The records below are to be copied exactly, with every picture left out.

Entries from a dataset of interfaces

_____

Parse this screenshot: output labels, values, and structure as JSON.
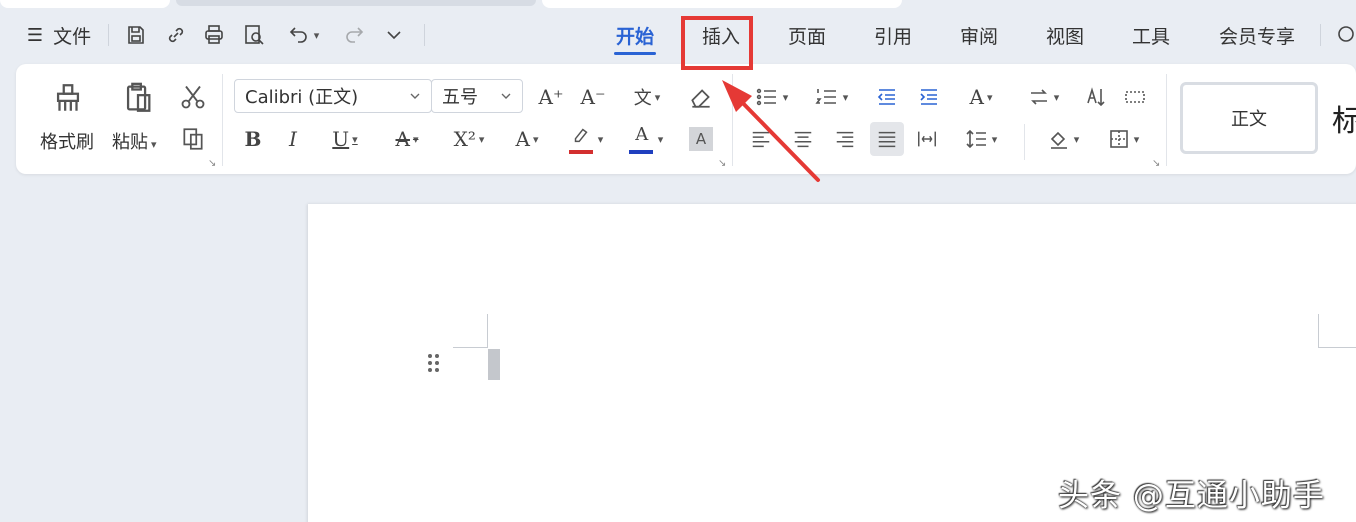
{
  "menubar": {
    "file_menu": "文件",
    "tabs": [
      {
        "label": "开始",
        "active": true
      },
      {
        "label": "插入",
        "active": false
      },
      {
        "label": "页面",
        "active": false
      },
      {
        "label": "引用",
        "active": false
      },
      {
        "label": "审阅",
        "active": false
      },
      {
        "label": "视图",
        "active": false
      },
      {
        "label": "工具",
        "active": false
      },
      {
        "label": "会员专享",
        "active": false
      }
    ]
  },
  "ribbon": {
    "format_painter": "格式刷",
    "paste": "粘贴",
    "font_name": "Calibri (正文)",
    "font_size": "五号",
    "bold": "B",
    "italic": "I",
    "underline": "U",
    "superscript": "X²",
    "style_normal": "正文",
    "style_next": "标"
  },
  "annotation": {
    "highlight_color": "#e53935"
  },
  "watermark": "头条 @互通小助手",
  "colors": {
    "accent": "#2a63d4",
    "font_color_bar": "#1f3fbf",
    "highlight_bar": "#d32f2f"
  }
}
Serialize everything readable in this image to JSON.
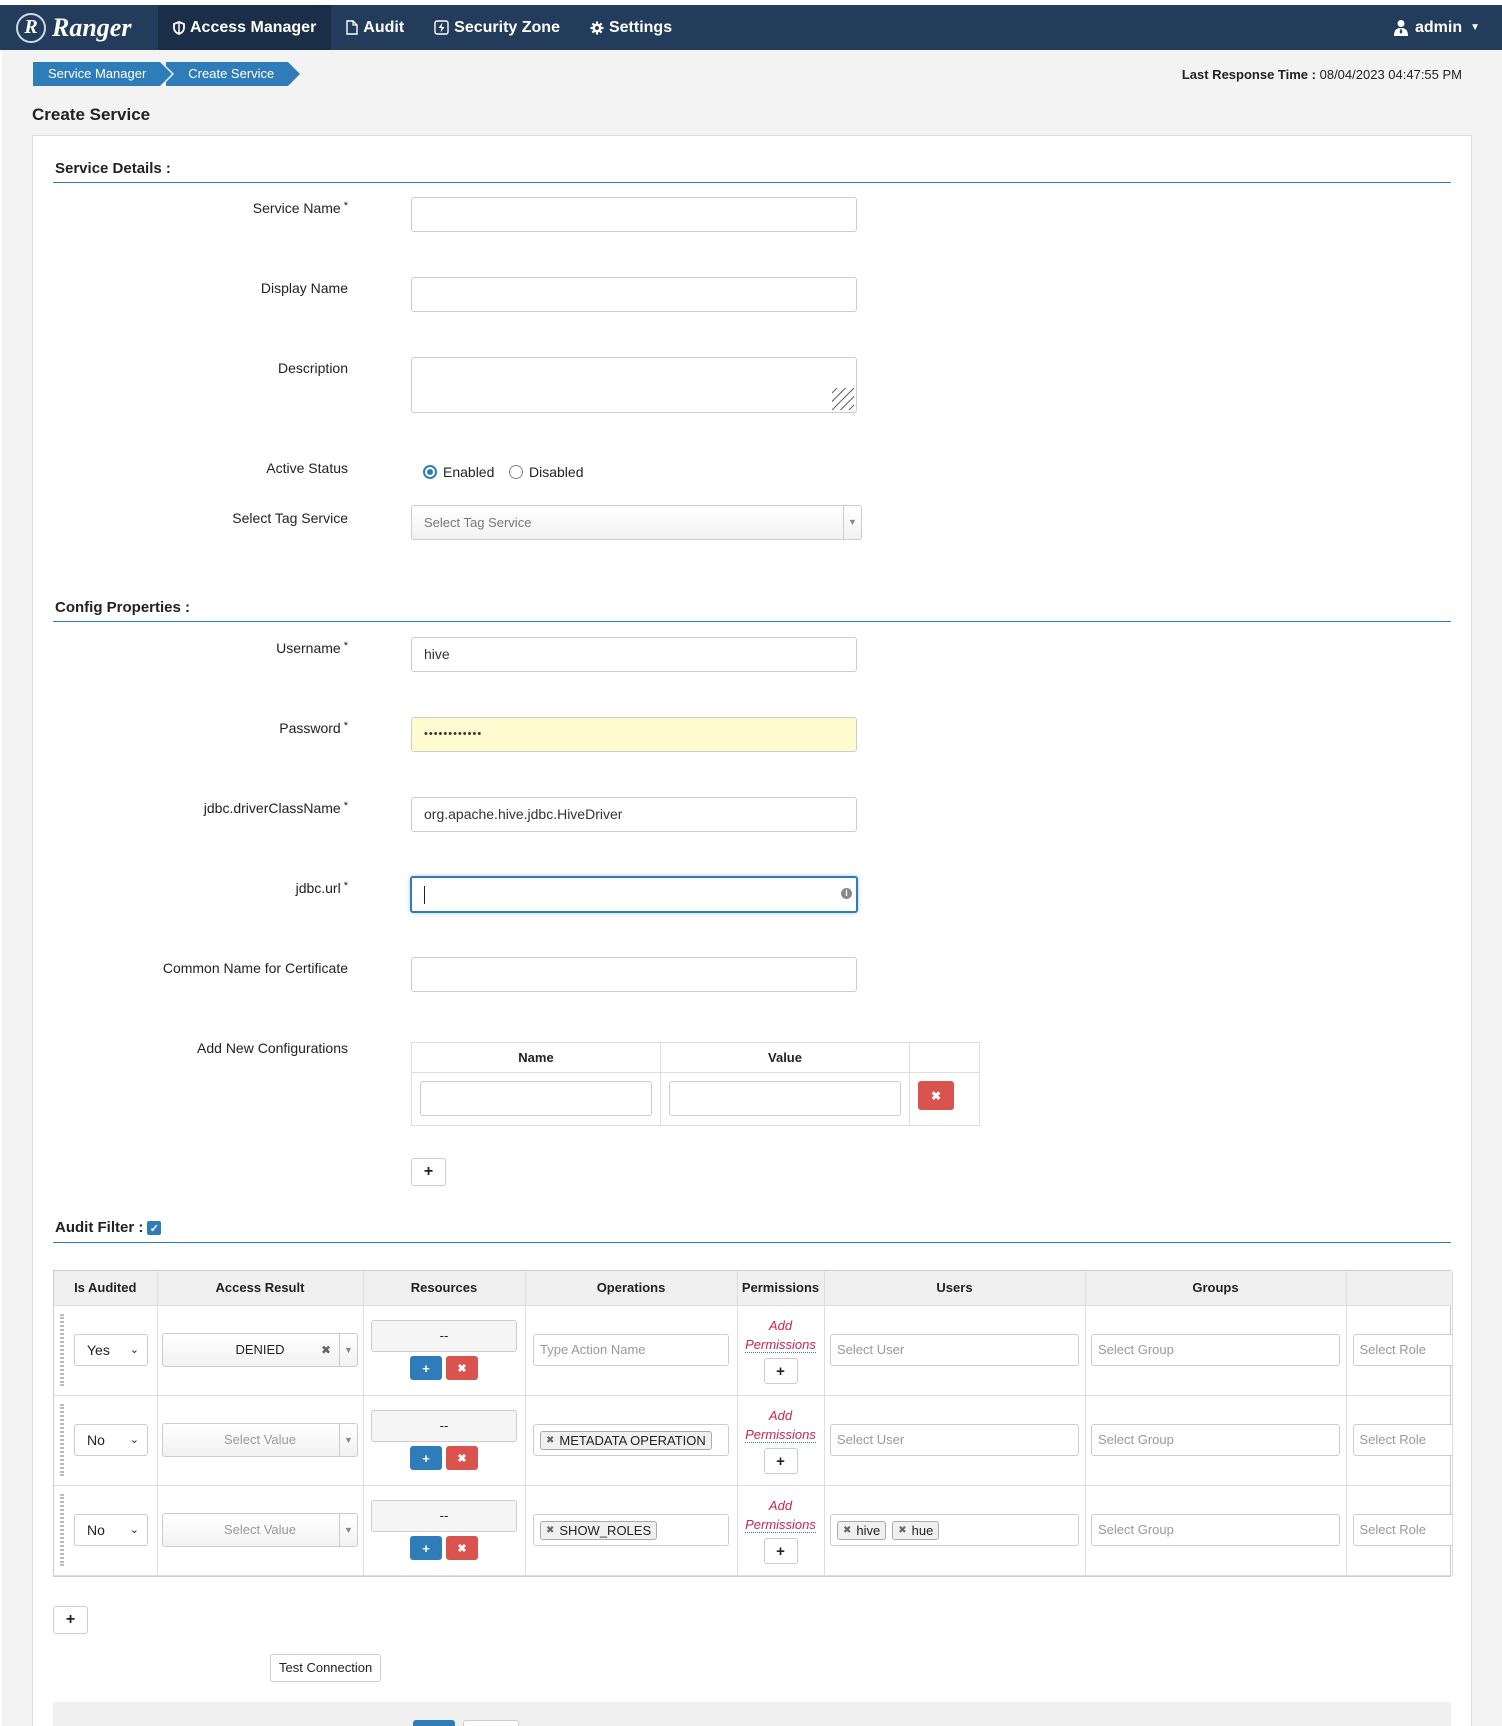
{
  "nav": {
    "brand": "Ranger",
    "brand_logo_letter": "R",
    "items": [
      {
        "label": "Access Manager",
        "icon": "shield-icon"
      },
      {
        "label": "Audit",
        "icon": "file-icon"
      },
      {
        "label": "Security Zone",
        "icon": "bolt-icon"
      },
      {
        "label": "Settings",
        "icon": "gear-icon"
      }
    ],
    "user": "admin"
  },
  "breadcrumb": [
    "Service Manager",
    "Create Service"
  ],
  "last_response": {
    "label": "Last Response Time :",
    "value": "08/04/2023 04:47:55 PM"
  },
  "page_title": "Create Service",
  "service_details": {
    "heading": "Service Details :",
    "service_name": {
      "label": "Service Name",
      "required": "*",
      "value": ""
    },
    "display_name": {
      "label": "Display Name",
      "value": ""
    },
    "description": {
      "label": "Description",
      "value": ""
    },
    "active_status": {
      "label": "Active Status",
      "options": [
        "Enabled",
        "Disabled"
      ],
      "selected": "Enabled"
    },
    "tag_service": {
      "label": "Select Tag Service",
      "placeholder": "Select Tag Service"
    }
  },
  "config": {
    "heading": "Config Properties :",
    "username": {
      "label": "Username",
      "required": "*",
      "value": "hive"
    },
    "password": {
      "label": "Password",
      "required": "*",
      "value": "••••••••••••"
    },
    "driver": {
      "label": "jdbc.driverClassName",
      "required": "*",
      "value": "org.apache.hive.jdbc.HiveDriver"
    },
    "url": {
      "label": "jdbc.url",
      "required": "*",
      "value": ""
    },
    "cn": {
      "label": "Common Name for Certificate",
      "value": ""
    },
    "new_configs": {
      "label": "Add New Configurations",
      "col_name": "Name",
      "col_value": "Value"
    }
  },
  "audit_filter": {
    "heading": "Audit Filter :",
    "checked": true,
    "columns": [
      "Is Audited",
      "Access Result",
      "Resources",
      "Operations",
      "Permissions",
      "Users",
      "Groups",
      ""
    ],
    "rows": [
      {
        "is_audited": "Yes",
        "access_result": "DENIED",
        "resources": "--",
        "operations_placeholder": "Type Action Name",
        "operations_tags": [],
        "permissions": [
          "Add",
          "Permissions"
        ],
        "users_placeholder": "Select User",
        "users_tags": [],
        "groups": "Select Group",
        "roles": "Select Role"
      },
      {
        "is_audited": "No",
        "access_result": "Select Value",
        "resources": "--",
        "operations_placeholder": "",
        "operations_tags": [
          "METADATA OPERATION"
        ],
        "permissions": [
          "Add",
          "Permissions"
        ],
        "users_placeholder": "Select User",
        "users_tags": [],
        "groups": "Select Group",
        "roles": "Select Role"
      },
      {
        "is_audited": "No",
        "access_result": "Select Value",
        "resources": "--",
        "operations_placeholder": "",
        "operations_tags": [
          "SHOW_ROLES"
        ],
        "permissions": [
          "Add",
          "Permissions"
        ],
        "users_placeholder": "",
        "users_tags": [
          "hive",
          "hue"
        ],
        "groups": "Select Group",
        "roles": "Select Role"
      }
    ]
  },
  "buttons": {
    "test_connection": "Test Connection"
  }
}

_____

### Result for this exercise
Parse this screenshot: output labels, values, and structure as JSON.
{
  "menubar": {
    "file_menu": "文件",
    "tabs": [
      {
        "label": "开始",
        "active": true
      },
      {
        "label": "插入",
        "active": false
      },
      {
        "label": "页面",
        "active": false
      },
      {
        "label": "引用",
        "active": false
      },
      {
        "label": "审阅",
        "active": false
      },
      {
        "label": "视图",
        "active": false
      },
      {
        "label": "工具",
        "active": false
      },
      {
        "label": "会员专享",
        "active": false
      }
    ]
  },
  "ribbon": {
    "format_painter": "格式刷",
    "paste": "粘贴",
    "font_name": "Calibri (正文)",
    "font_size": "五号",
    "bold": "B",
    "italic": "I",
    "underline": "U",
    "superscript": "X²",
    "style_normal": "正文",
    "style_next": "标"
  },
  "annotation": {
    "highlight_color": "#e53935"
  },
  "watermark": "头条 @互通小助手",
  "colors": {
    "accent": "#2a63d4",
    "font_color_bar": "#1f3fbf",
    "highlight_bar": "#d32f2f"
  }
}
Serialize everything readable in this image to JSON.
{
  "nav": {
    "brand": "Ranger",
    "brand_logo_letter": "R",
    "items": [
      {
        "label": "Access Manager",
        "icon": "shield-icon"
      },
      {
        "label": "Audit",
        "icon": "file-icon"
      },
      {
        "label": "Security Zone",
        "icon": "bolt-icon"
      },
      {
        "label": "Settings",
        "icon": "gear-icon"
      }
    ],
    "user": "admin"
  },
  "breadcrumb": [
    "Service Manager",
    "Create Service"
  ],
  "last_response": {
    "label": "Last Response Time :",
    "value": "08/04/2023 04:47:55 PM"
  },
  "page_title": "Create Service",
  "service_details": {
    "heading": "Service Details :",
    "service_name": {
      "label": "Service Name",
      "required": "*",
      "value": ""
    },
    "display_name": {
      "label": "Display Name",
      "value": ""
    },
    "description": {
      "label": "Description",
      "value": ""
    },
    "active_status": {
      "label": "Active Status",
      "options": [
        "Enabled",
        "Disabled"
      ],
      "selected": "Enabled"
    },
    "tag_service": {
      "label": "Select Tag Service",
      "placeholder": "Select Tag Service"
    }
  },
  "config": {
    "heading": "Config Properties :",
    "username": {
      "label": "Username",
      "required": "*",
      "value": "hive"
    },
    "password": {
      "label": "Password",
      "required": "*",
      "value": "••••••••••••"
    },
    "driver": {
      "label": "jdbc.driverClassName",
      "required": "*",
      "value": "org.apache.hive.jdbc.HiveDriver"
    },
    "url": {
      "label": "jdbc.url",
      "required": "*",
      "value": ""
    },
    "cn": {
      "label": "Common Name for Certificate",
      "value": ""
    },
    "new_configs": {
      "label": "Add New Configurations",
      "col_name": "Name",
      "col_value": "Value"
    }
  },
  "audit_filter": {
    "heading": "Audit Filter :",
    "checked": true,
    "columns": [
      "Is Audited",
      "Access Result",
      "Resources",
      "Operations",
      "Permissions",
      "Users",
      "Groups",
      ""
    ],
    "rows": [
      {
        "is_audited": "Yes",
        "access_result": "DENIED",
        "resources": "--",
        "operations_placeholder": "Type Action Name",
        "operations_tags": [],
        "permissions": [
          "Add",
          "Permissions"
        ],
        "users_placeholder": "Select User",
        "users_tags": [],
        "groups": "Select Group",
        "roles": "Select Role"
      },
      {
        "is_audited": "No",
        "access_result": "Select Value",
        "resources": "--",
        "operations_placeholder": "",
        "operations_tags": [
          "METADATA OPERATION"
        ],
        "permissions": [
          "Add",
          "Permissions"
        ],
        "users_placeholder": "Select User",
        "users_tags": [],
        "groups": "Select Group",
        "roles": "Select Role"
      },
      {
        "is_audited": "No",
        "access_result": "Select Value",
        "resources": "--",
        "operations_placeholder": "",
        "operations_tags": [
          "SHOW_ROLES"
        ],
        "permissions": [
          "Add",
          "Permissions"
        ],
        "users_placeholder": "",
        "users_tags": [
          "hive",
          "hue"
        ],
        "groups": "Select Group",
        "roles": "Select Role"
      }
    ]
  },
  "buttons": {
    "test_connection": "Test Connection"
  }
}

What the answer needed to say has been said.